The tragic helicopter crash earlier this week in the Gulf of Mexico reiterates how dangerous off-shore oil and gas industry environments can be. And that's why there's special training for those working on offshore platforms. News 10's Caroline Balchunas was put to the test during that training. Check out the video to see how it went.
There are a lot of hazards that go along with working on an off-shore oil rig and the journey going to and from the rig can be just as dangerous. The helicopter ride requires extensive training as well. It's a type of conditioning for the worst case scenario.
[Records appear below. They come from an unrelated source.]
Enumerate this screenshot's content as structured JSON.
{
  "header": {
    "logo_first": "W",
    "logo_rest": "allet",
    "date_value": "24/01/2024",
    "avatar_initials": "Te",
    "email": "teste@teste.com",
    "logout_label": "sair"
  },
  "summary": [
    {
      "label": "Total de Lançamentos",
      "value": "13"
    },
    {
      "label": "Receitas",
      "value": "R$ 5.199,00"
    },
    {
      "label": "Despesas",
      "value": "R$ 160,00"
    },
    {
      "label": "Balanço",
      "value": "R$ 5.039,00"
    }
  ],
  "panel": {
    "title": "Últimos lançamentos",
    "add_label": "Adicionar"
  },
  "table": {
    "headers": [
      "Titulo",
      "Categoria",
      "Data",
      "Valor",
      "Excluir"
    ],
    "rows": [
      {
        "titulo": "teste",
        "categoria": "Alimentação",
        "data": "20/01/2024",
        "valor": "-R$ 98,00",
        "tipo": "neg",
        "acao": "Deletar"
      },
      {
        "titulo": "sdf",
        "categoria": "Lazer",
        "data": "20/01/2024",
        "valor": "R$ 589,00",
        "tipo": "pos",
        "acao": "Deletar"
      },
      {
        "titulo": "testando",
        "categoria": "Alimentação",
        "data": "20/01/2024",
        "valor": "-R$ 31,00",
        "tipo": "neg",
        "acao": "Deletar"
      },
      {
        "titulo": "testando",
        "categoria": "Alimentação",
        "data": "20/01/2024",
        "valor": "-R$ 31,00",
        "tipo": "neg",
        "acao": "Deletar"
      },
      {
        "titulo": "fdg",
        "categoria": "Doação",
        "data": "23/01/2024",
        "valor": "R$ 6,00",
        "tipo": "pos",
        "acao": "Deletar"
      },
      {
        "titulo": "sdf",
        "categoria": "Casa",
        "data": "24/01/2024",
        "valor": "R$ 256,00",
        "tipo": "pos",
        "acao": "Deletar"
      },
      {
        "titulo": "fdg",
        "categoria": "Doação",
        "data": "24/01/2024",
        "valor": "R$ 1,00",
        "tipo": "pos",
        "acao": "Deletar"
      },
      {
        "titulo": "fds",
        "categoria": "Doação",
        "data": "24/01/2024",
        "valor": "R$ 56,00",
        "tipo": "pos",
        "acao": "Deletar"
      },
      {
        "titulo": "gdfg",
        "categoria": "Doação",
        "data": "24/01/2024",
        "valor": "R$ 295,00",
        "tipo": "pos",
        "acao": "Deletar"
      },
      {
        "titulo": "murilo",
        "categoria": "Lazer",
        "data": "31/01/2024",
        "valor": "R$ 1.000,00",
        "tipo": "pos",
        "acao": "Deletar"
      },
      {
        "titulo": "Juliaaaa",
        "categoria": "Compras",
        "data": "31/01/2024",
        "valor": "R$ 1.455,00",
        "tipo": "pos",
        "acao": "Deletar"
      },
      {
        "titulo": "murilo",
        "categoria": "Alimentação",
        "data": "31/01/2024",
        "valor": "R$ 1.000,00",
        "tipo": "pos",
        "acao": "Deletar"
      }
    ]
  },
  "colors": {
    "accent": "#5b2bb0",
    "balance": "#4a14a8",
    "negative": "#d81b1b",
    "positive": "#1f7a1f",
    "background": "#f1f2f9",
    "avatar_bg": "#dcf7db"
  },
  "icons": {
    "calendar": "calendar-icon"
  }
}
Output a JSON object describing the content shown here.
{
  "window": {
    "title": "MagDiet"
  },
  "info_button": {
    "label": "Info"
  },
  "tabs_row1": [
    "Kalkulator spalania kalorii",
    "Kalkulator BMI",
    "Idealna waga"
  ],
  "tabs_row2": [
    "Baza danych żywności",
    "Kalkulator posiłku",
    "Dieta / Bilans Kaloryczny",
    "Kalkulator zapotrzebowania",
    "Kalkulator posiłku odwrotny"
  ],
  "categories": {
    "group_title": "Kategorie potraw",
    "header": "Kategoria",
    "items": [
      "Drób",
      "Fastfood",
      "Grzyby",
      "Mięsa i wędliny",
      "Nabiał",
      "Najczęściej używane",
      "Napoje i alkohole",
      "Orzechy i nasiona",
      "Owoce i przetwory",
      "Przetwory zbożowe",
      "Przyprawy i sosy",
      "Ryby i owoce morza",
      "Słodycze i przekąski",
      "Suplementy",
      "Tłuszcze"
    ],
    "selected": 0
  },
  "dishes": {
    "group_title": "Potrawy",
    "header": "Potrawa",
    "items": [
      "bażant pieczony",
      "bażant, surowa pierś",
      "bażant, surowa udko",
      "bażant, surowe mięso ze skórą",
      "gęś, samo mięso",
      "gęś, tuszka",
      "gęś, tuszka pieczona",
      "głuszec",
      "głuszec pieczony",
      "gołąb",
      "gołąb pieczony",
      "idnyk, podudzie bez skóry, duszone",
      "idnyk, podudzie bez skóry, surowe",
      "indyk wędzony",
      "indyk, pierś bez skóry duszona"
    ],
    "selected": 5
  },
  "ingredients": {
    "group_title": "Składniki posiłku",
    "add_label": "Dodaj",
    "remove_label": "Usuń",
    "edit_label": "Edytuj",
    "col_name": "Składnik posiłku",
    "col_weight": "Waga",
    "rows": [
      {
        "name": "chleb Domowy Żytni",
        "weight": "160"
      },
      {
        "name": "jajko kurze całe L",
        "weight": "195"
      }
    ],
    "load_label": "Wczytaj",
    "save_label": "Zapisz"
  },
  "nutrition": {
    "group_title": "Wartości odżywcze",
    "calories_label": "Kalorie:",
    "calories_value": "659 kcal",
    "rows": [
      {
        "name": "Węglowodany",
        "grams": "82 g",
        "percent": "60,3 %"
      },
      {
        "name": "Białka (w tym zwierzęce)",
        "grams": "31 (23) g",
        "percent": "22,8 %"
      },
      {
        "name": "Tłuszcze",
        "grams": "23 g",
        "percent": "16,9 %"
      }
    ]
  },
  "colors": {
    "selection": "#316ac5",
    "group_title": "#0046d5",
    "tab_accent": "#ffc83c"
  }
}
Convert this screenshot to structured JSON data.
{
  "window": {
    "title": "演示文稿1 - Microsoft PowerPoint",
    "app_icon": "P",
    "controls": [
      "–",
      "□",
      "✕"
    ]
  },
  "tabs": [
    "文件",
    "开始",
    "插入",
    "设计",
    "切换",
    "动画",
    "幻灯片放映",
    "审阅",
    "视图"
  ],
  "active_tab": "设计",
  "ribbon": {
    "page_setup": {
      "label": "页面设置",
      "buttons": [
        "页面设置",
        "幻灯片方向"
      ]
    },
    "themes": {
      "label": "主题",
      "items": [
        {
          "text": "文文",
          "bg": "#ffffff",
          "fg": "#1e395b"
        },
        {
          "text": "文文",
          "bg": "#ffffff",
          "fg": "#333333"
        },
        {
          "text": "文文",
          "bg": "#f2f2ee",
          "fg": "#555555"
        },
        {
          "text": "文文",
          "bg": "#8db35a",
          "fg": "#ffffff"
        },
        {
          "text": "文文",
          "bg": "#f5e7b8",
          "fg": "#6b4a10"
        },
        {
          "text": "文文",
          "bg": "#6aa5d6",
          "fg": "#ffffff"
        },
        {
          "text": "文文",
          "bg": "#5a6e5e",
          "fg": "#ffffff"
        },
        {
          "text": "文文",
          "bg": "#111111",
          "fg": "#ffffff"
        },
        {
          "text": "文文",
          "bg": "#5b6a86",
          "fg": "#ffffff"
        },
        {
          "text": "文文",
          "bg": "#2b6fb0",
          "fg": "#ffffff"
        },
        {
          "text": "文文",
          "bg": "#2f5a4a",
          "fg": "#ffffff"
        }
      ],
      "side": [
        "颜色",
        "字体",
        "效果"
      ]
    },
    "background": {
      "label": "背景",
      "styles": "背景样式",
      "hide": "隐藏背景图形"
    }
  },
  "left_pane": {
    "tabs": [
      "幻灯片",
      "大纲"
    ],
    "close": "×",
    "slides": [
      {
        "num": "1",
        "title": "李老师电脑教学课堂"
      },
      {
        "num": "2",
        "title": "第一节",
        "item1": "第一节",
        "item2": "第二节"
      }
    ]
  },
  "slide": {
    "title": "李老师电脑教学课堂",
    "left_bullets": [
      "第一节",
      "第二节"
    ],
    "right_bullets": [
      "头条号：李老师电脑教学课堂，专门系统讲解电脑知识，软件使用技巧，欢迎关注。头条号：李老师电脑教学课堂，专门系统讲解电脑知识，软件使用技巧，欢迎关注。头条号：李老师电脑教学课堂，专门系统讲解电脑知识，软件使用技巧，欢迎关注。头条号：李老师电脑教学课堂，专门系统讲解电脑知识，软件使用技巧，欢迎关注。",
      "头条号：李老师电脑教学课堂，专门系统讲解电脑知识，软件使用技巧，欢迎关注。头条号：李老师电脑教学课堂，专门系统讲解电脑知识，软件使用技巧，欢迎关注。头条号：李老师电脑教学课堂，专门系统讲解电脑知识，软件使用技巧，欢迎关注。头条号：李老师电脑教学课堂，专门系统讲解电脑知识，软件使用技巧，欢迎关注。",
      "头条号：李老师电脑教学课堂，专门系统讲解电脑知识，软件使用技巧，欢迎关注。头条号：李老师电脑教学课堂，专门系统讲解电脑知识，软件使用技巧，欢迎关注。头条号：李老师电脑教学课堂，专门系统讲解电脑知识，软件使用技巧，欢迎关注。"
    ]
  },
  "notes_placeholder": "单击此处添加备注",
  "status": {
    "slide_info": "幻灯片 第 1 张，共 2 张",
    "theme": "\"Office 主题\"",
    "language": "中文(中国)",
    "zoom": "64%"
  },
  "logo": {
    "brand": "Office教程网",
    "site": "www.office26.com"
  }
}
“(You get) water up your nose, disorientation, where's that window corner, where's that door handle, where's that seatbelt, where's the surface,” said Terry
Crownover, Director of Training for the Marine Survival Training Center.
The program, run through University of Louisiana at Lafayette is in its 24th year.
So, just how real is this simulator? They put me to the test. I changed into oilfield coveralls. It's a requirement for the simulator since the weight really changes your agility and movement under water. We didn't dive in the simulation right off the bat. It began with a swim test, floatation techniques and how to survive rough at-sea conditions. After a few total submersion run-throughs, a couple inverted trials, it seems Crownover was right about the disorientation.
“(In reality you're under water for) 8 to 10 seconds, but when you come to the surface, you'll swear you've been there for minutes,” said Crownover.
And he wasn't kidding. Adrenaline kicks in as soon as your feet touch the water. Although the simulation is only a fraction of how a real-life scenario would play out, over the years, it's proven effective.
“It's one of the perks of being an instructor over here is when somebody comes back and says I'm here from what I learned at school,” said Crownover. “We've had success stories.”
I survived my first marine training and although I now have a mental map, I can only hope I'll never actually have to use it.